_WHAT TO PRODUCE_
For the records below, report how many lines include the word "surfing". Only the number should appear.

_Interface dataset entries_
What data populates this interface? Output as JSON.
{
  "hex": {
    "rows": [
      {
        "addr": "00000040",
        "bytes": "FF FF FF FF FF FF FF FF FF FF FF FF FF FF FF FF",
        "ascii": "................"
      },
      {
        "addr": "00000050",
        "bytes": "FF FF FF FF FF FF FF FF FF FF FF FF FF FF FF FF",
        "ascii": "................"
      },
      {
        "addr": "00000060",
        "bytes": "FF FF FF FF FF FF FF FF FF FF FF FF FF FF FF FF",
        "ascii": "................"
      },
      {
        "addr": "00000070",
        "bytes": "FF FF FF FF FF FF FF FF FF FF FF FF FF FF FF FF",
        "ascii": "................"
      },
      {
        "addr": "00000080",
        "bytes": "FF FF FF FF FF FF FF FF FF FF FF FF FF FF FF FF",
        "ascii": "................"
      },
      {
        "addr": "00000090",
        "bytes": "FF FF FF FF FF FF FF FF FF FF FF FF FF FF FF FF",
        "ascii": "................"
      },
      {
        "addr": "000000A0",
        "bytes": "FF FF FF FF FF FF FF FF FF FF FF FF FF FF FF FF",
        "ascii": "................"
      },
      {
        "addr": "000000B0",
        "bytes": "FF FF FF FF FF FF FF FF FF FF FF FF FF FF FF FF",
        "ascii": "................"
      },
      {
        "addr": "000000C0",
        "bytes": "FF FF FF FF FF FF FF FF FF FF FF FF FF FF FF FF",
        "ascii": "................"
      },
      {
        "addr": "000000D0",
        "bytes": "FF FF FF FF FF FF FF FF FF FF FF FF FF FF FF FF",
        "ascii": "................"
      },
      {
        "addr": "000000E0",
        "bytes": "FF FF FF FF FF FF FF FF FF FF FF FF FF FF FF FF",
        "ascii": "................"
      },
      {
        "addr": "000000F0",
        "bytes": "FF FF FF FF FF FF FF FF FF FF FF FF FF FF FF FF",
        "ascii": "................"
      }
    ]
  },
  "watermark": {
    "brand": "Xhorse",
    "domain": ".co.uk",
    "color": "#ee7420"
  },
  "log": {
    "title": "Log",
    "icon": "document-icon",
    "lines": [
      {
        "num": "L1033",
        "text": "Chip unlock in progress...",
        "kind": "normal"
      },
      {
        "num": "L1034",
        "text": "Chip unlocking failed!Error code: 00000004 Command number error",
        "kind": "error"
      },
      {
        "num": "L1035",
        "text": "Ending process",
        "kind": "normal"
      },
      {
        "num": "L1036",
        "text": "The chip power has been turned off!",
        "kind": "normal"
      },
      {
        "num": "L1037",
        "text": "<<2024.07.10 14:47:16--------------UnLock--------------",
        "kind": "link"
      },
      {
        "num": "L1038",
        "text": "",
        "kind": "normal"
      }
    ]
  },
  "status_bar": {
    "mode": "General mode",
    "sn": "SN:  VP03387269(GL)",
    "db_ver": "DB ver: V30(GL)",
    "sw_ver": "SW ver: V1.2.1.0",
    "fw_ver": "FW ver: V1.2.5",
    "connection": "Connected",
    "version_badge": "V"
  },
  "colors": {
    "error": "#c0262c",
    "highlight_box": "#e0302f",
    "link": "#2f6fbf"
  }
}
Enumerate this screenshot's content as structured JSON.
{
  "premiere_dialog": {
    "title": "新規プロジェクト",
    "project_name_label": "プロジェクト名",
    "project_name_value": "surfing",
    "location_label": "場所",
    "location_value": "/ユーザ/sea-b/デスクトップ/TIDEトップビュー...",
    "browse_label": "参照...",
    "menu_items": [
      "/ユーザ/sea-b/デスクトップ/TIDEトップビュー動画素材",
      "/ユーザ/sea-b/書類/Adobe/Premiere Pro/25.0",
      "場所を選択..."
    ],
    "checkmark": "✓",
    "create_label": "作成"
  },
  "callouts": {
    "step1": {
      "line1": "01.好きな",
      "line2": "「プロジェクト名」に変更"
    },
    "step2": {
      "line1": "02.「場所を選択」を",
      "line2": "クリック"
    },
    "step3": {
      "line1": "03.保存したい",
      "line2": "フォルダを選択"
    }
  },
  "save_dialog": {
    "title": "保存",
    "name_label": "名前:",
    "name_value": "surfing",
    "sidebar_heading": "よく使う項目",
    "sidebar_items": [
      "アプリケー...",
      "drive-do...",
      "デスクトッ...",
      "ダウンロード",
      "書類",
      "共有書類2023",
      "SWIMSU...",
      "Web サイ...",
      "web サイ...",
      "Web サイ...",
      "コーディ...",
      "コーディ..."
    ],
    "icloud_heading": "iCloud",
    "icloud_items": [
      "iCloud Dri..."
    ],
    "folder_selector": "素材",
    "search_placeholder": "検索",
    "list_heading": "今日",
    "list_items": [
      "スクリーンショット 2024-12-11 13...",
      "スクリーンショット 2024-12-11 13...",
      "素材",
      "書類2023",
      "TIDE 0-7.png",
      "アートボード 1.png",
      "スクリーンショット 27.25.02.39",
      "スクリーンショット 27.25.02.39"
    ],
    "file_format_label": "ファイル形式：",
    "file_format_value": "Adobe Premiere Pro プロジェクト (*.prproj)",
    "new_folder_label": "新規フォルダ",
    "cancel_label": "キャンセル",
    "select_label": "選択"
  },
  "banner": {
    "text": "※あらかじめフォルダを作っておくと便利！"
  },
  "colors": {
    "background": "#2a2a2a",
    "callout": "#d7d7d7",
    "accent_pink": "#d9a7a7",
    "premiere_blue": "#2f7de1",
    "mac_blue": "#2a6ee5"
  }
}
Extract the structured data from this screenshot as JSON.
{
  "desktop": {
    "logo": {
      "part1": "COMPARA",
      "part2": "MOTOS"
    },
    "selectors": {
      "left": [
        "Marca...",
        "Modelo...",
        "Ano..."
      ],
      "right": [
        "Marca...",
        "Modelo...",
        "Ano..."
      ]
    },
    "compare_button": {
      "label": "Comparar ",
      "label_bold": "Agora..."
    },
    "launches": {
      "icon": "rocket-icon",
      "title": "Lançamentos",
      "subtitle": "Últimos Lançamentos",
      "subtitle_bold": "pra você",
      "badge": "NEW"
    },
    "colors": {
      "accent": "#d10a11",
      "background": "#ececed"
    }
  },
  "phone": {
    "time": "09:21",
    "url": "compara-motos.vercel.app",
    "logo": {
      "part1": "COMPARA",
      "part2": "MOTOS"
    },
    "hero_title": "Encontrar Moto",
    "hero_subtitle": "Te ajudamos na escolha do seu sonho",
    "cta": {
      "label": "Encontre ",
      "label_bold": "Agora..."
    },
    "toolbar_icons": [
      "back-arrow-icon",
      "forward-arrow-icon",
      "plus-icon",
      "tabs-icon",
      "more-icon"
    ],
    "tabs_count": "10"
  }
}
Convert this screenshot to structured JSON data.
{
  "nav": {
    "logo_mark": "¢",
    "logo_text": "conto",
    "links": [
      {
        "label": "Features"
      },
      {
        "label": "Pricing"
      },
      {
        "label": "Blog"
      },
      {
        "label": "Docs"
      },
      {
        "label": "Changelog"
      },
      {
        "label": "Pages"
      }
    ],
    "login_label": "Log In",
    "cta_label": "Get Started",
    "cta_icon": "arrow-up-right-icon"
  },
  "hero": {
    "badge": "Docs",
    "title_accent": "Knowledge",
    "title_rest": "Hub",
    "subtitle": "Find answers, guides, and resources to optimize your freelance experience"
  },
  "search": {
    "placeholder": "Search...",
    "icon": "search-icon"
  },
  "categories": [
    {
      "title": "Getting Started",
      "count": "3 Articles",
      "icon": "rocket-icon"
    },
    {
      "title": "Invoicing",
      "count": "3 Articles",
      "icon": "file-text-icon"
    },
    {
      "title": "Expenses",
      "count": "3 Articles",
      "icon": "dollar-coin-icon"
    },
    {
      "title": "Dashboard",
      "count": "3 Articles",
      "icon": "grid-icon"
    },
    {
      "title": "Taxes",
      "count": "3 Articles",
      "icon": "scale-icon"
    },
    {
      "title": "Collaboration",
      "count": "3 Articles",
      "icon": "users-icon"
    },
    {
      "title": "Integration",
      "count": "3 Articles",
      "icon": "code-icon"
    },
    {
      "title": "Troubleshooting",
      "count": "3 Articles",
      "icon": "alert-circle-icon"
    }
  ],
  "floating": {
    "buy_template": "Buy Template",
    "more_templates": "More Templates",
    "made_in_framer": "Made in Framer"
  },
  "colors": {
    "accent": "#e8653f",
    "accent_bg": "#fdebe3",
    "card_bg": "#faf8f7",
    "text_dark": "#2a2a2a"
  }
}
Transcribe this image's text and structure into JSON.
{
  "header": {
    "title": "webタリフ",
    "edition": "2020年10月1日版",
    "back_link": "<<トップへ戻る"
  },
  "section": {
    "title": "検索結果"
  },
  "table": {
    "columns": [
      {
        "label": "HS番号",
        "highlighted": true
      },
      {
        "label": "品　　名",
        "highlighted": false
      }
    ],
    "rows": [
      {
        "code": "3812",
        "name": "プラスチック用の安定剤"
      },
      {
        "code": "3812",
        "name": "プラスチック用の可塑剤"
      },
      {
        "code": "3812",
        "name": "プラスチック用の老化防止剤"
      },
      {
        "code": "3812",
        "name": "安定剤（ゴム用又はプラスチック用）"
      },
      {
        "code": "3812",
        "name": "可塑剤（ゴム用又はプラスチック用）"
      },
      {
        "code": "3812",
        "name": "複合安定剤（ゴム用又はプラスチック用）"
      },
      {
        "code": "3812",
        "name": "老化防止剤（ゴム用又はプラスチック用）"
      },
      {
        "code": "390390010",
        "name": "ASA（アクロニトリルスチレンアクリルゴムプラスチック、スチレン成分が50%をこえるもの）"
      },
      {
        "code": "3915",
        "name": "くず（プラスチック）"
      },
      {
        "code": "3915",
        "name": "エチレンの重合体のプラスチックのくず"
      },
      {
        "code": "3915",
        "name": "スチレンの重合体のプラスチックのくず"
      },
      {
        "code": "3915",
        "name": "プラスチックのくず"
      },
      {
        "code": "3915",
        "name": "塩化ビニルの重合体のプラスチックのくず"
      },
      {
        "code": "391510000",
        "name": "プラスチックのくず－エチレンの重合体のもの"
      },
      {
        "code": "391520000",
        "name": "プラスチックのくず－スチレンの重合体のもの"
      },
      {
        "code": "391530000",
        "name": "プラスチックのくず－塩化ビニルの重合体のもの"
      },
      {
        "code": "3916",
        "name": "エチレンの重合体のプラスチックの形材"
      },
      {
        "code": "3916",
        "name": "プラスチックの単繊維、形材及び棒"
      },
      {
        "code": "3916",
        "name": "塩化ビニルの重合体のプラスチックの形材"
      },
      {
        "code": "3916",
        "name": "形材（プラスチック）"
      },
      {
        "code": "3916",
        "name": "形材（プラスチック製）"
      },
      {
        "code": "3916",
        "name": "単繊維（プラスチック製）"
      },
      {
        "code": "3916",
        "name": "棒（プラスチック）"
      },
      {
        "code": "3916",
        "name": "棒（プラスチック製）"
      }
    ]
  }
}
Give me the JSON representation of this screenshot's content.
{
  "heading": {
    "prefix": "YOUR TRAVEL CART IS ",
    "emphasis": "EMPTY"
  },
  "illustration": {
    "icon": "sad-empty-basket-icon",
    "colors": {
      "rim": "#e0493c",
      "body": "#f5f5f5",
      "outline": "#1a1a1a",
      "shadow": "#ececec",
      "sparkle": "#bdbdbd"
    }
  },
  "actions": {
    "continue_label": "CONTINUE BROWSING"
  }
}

_SOLUTION TO THE PROBLEM_
2